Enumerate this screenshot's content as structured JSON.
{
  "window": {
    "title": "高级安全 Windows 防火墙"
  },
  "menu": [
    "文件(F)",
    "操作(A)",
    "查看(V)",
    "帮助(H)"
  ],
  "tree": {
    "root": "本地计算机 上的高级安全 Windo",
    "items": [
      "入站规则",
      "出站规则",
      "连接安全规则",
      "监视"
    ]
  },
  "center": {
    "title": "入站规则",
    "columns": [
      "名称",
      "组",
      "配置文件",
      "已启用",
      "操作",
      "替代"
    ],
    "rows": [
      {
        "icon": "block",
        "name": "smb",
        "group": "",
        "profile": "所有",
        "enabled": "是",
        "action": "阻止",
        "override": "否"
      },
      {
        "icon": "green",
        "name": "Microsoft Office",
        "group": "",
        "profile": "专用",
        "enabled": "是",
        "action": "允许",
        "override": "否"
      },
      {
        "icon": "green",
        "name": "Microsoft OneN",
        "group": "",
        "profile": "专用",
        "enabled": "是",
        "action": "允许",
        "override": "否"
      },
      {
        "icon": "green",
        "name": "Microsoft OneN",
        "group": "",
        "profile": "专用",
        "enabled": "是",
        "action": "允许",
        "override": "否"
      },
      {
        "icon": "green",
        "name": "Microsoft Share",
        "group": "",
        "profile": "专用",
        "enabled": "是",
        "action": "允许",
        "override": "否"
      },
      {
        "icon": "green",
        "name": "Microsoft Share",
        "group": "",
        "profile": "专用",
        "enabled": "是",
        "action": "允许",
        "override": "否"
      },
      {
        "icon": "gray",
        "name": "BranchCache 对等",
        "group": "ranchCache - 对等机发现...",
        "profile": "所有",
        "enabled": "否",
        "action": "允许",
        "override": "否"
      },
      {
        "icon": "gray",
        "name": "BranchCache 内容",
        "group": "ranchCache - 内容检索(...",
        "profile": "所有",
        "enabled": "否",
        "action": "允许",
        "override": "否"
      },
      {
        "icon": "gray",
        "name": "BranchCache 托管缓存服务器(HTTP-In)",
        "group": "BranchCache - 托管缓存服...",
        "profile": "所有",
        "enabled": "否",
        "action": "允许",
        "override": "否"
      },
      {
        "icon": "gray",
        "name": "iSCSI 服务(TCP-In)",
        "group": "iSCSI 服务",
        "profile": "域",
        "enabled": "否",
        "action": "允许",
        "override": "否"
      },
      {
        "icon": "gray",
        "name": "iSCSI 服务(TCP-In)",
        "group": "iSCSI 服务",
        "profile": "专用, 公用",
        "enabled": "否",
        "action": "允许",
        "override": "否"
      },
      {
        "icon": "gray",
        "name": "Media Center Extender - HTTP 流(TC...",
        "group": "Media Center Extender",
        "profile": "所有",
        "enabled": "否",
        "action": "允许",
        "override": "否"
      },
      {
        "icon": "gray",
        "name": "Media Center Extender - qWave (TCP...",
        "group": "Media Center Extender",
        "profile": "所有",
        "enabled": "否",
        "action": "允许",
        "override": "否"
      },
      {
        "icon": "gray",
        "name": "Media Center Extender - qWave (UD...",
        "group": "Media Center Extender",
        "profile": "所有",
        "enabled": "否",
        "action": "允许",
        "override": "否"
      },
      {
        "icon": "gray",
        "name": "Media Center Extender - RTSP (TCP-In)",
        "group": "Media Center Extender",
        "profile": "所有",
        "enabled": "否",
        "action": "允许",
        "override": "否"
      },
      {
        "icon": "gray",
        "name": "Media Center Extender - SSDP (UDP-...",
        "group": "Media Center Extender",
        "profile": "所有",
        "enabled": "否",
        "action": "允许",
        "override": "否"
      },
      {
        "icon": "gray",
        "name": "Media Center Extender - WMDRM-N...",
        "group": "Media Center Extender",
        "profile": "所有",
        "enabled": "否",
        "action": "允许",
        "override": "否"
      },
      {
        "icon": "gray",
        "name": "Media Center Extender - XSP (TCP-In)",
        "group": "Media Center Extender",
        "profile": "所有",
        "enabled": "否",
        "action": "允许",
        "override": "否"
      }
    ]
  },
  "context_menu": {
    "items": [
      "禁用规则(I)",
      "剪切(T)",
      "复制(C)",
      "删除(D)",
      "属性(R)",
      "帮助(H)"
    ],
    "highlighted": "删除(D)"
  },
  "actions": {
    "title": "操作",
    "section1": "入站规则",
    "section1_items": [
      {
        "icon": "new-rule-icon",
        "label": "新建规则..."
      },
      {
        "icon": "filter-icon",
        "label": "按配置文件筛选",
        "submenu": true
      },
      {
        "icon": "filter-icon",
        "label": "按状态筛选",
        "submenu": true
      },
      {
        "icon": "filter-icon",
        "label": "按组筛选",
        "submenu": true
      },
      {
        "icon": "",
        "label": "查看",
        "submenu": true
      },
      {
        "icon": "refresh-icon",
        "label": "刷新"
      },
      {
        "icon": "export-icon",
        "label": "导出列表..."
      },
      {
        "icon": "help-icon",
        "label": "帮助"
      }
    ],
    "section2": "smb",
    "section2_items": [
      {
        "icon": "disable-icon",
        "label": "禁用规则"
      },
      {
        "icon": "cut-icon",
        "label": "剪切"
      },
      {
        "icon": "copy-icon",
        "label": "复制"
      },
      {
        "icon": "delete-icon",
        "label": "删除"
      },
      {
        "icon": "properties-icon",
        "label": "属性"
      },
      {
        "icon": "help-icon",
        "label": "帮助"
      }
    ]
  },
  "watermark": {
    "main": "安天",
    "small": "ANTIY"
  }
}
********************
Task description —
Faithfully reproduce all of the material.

Answer to this problem —
Enumerate this screenshot's content as structured JSON.
{
  "window": {
    "title": "高级安全 Windows 防火墙"
  },
  "menu": [
    "文件(F)",
    "操作(A)",
    "查看(V)",
    "帮助(H)"
  ],
  "tree": {
    "root": "本地计算机 上的高级安全 Windo",
    "items": [
      "入站规则",
      "出站规则",
      "连接安全规则",
      "监视"
    ]
  },
  "center": {
    "title": "入站规则",
    "columns": [
      "名称",
      "组",
      "配置文件",
      "已启用",
      "操作",
      "替代"
    ],
    "rows": [
      {
        "icon": "block",
        "name": "smb",
        "group": "",
        "profile": "所有",
        "enabled": "是",
        "action": "阻止",
        "override": "否"
      },
      {
        "icon": "green",
        "name": "Microsoft Office",
        "group": "",
        "profile": "专用",
        "enabled": "是",
        "action": "允许",
        "override": "否"
      },
      {
        "icon": "green",
        "name": "Microsoft OneN",
        "group": "",
        "profile": "专用",
        "enabled": "是",
        "action": "允许",
        "override": "否"
      },
      {
        "icon": "green",
        "name": "Microsoft OneN",
        "group": "",
        "profile": "专用",
        "enabled": "是",
        "action": "允许",
        "override": "否"
      },
      {
        "icon": "green",
        "name": "Microsoft Share",
        "group": "",
        "profile": "专用",
        "enabled": "是",
        "action": "允许",
        "override": "否"
      },
      {
        "icon": "green",
        "name": "Microsoft Share",
        "group": "",
        "profile": "专用",
        "enabled": "是",
        "action": "允许",
        "override": "否"
      },
      {
        "icon": "gray",
        "name": "BranchCache 对等",
        "group": "ranchCache - 对等机发现...",
        "profile": "所有",
        "enabled": "否",
        "action": "允许",
        "override": "否"
      },
      {
        "icon": "gray",
        "name": "BranchCache 内容",
        "group": "ranchCache - 内容检索(...",
        "profile": "所有",
        "enabled": "否",
        "action": "允许",
        "override": "否"
      },
      {
        "icon": "gray",
        "name": "BranchCache 托管缓存服务器(HTTP-In)",
        "group": "BranchCache - 托管缓存服...",
        "profile": "所有",
        "enabled": "否",
        "action": "允许",
        "override": "否"
      },
      {
        "icon": "gray",
        "name": "iSCSI 服务(TCP-In)",
        "group": "iSCSI 服务",
        "profile": "域",
        "enabled": "否",
        "action": "允许",
        "override": "否"
      },
      {
        "icon": "gray",
        "name": "iSCSI 服务(TCP-In)",
        "group": "iSCSI 服务",
        "profile": "专用, 公用",
        "enabled": "否",
        "action": "允许",
        "override": "否"
      },
      {
        "icon": "gray",
        "name": "Media Center Extender - HTTP 流(TC...",
        "group": "Media Center Extender",
        "profile": "所有",
        "enabled": "否",
        "action": "允许",
        "override": "否"
      },
      {
        "icon": "gray",
        "name": "Media Center Extender - qWave (TCP...",
        "group": "Media Center Extender",
        "profile": "所有",
        "enabled": "否",
        "action": "允许",
        "override": "否"
      },
      {
        "icon": "gray",
        "name": "Media Center Extender - qWave (UD...",
        "group": "Media Center Extender",
        "profile": "所有",
        "enabled": "否",
        "action": "允许",
        "override": "否"
      },
      {
        "icon": "gray",
        "name": "Media Center Extender - RTSP (TCP-In)",
        "group": "Media Center Extender",
        "profile": "所有",
        "enabled": "否",
        "action": "允许",
        "override": "否"
      },
      {
        "icon": "gray",
        "name": "Media Center Extender - SSDP (UDP-...",
        "group": "Media Center Extender",
        "profile": "所有",
        "enabled": "否",
        "action": "允许",
        "override": "否"
      },
      {
        "icon": "gray",
        "name": "Media Center Extender - WMDRM-N...",
        "group": "Media Center Extender",
        "profile": "所有",
        "enabled": "否",
        "action": "允许",
        "override": "否"
      },
      {
        "icon": "gray",
        "name": "Media Center Extender - XSP (TCP-In)",
        "group": "Media Center Extender",
        "profile": "所有",
        "enabled": "否",
        "action": "允许",
        "override": "否"
      }
    ]
  },
  "context_menu": {
    "items": [
      "禁用规则(I)",
      "剪切(T)",
      "复制(C)",
      "删除(D)",
      "属性(R)",
      "帮助(H)"
    ],
    "highlighted": "删除(D)"
  },
  "actions": {
    "title": "操作",
    "section1": "入站规则",
    "section1_items": [
      {
        "icon": "new-rule-icon",
        "label": "新建规则..."
      },
      {
        "icon": "filter-icon",
        "label": "按配置文件筛选",
        "submenu": true
      },
      {
        "icon": "filter-icon",
        "label": "按状态筛选",
        "submenu": true
      },
      {
        "icon": "filter-icon",
        "label": "按组筛选",
        "submenu": true
      },
      {
        "icon": "",
        "label": "查看",
        "submenu": true
      },
      {
        "icon": "refresh-icon",
        "label": "刷新"
      },
      {
        "icon": "export-icon",
        "label": "导出列表..."
      },
      {
        "icon": "help-icon",
        "label": "帮助"
      }
    ],
    "section2": "smb",
    "section2_items": [
      {
        "icon": "disable-icon",
        "label": "禁用规则"
      },
      {
        "icon": "cut-icon",
        "label": "剪切"
      },
      {
        "icon": "copy-icon",
        "label": "复制"
      },
      {
        "icon": "delete-icon",
        "label": "删除"
      },
      {
        "icon": "properties-icon",
        "label": "属性"
      },
      {
        "icon": "help-icon",
        "label": "帮助"
      }
    ]
  },
  "watermark": {
    "main": "安天",
    "small": "ANTIY"
  }
}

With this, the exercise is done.